Working data: Begin
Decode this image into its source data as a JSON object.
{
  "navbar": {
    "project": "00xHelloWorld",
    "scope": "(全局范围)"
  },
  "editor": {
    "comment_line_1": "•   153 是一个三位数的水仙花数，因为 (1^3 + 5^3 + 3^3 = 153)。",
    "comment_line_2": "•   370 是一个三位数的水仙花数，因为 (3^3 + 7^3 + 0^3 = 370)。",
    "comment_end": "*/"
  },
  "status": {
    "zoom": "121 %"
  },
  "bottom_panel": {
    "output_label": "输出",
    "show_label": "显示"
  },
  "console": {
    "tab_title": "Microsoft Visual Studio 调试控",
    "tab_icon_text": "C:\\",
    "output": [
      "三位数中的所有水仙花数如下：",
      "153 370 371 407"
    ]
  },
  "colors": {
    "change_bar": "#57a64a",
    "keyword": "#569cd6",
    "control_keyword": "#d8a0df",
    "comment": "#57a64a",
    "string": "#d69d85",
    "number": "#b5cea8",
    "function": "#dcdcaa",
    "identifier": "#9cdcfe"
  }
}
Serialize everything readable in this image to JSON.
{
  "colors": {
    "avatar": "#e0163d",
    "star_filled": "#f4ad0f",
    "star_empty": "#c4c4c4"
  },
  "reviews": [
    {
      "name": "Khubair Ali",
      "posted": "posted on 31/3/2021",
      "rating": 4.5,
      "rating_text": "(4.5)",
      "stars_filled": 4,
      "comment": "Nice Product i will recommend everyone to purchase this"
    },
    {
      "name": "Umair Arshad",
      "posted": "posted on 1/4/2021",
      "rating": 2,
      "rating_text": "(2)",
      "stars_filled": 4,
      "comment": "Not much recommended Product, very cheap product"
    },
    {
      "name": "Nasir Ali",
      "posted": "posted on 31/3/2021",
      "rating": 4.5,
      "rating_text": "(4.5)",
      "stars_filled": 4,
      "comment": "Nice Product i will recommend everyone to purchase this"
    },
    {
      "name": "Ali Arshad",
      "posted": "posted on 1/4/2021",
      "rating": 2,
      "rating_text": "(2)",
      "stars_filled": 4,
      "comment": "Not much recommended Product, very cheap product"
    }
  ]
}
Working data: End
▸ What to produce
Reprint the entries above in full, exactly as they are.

▸ Solution to this exercise
Decode this image into its source data as a JSON object.
{
  "navbar": {
    "project": "00xHelloWorld",
    "scope": "(全局范围)"
  },
  "editor": {
    "comment_line_1": "•   153 是一个三位数的水仙花数，因为 (1^3 + 5^3 + 3^3 = 153)。",
    "comment_line_2": "•   370 是一个三位数的水仙花数，因为 (3^3 + 7^3 + 0^3 = 370)。",
    "comment_end": "*/"
  },
  "status": {
    "zoom": "121 %"
  },
  "bottom_panel": {
    "output_label": "输出",
    "show_label": "显示"
  },
  "console": {
    "tab_title": "Microsoft Visual Studio 调试控",
    "tab_icon_text": "C:\\",
    "output": [
      "三位数中的所有水仙花数如下：",
      "153 370 371 407"
    ]
  },
  "colors": {
    "change_bar": "#57a64a",
    "keyword": "#569cd6",
    "control_keyword": "#d8a0df",
    "comment": "#57a64a",
    "string": "#d69d85",
    "number": "#b5cea8",
    "function": "#dcdcaa",
    "identifier": "#9cdcfe"
  }
}
Serialize everything readable in this image to JSON.
{
  "colors": {
    "avatar": "#e0163d",
    "star_filled": "#f4ad0f",
    "star_empty": "#c4c4c4"
  },
  "reviews": [
    {
      "name": "Khubair Ali",
      "posted": "posted on 31/3/2021",
      "rating": 4.5,
      "rating_text": "(4.5)",
      "stars_filled": 4,
      "comment": "Nice Product i will recommend everyone to purchase this"
    },
    {
      "name": "Umair Arshad",
      "posted": "posted on 1/4/2021",
      "rating": 2,
      "rating_text": "(2)",
      "stars_filled": 4,
      "comment": "Not much recommended Product, very cheap product"
    },
    {
      "name": "Nasir Ali",
      "posted": "posted on 31/3/2021",
      "rating": 4.5,
      "rating_text": "(4.5)",
      "stars_filled": 4,
      "comment": "Nice Product i will recommend everyone to purchase this"
    },
    {
      "name": "Ali Arshad",
      "posted": "posted on 1/4/2021",
      "rating": 2,
      "rating_text": "(2)",
      "stars_filled": 4,
      "comment": "Not much recommended Product, very cheap product"
    }
  ]
}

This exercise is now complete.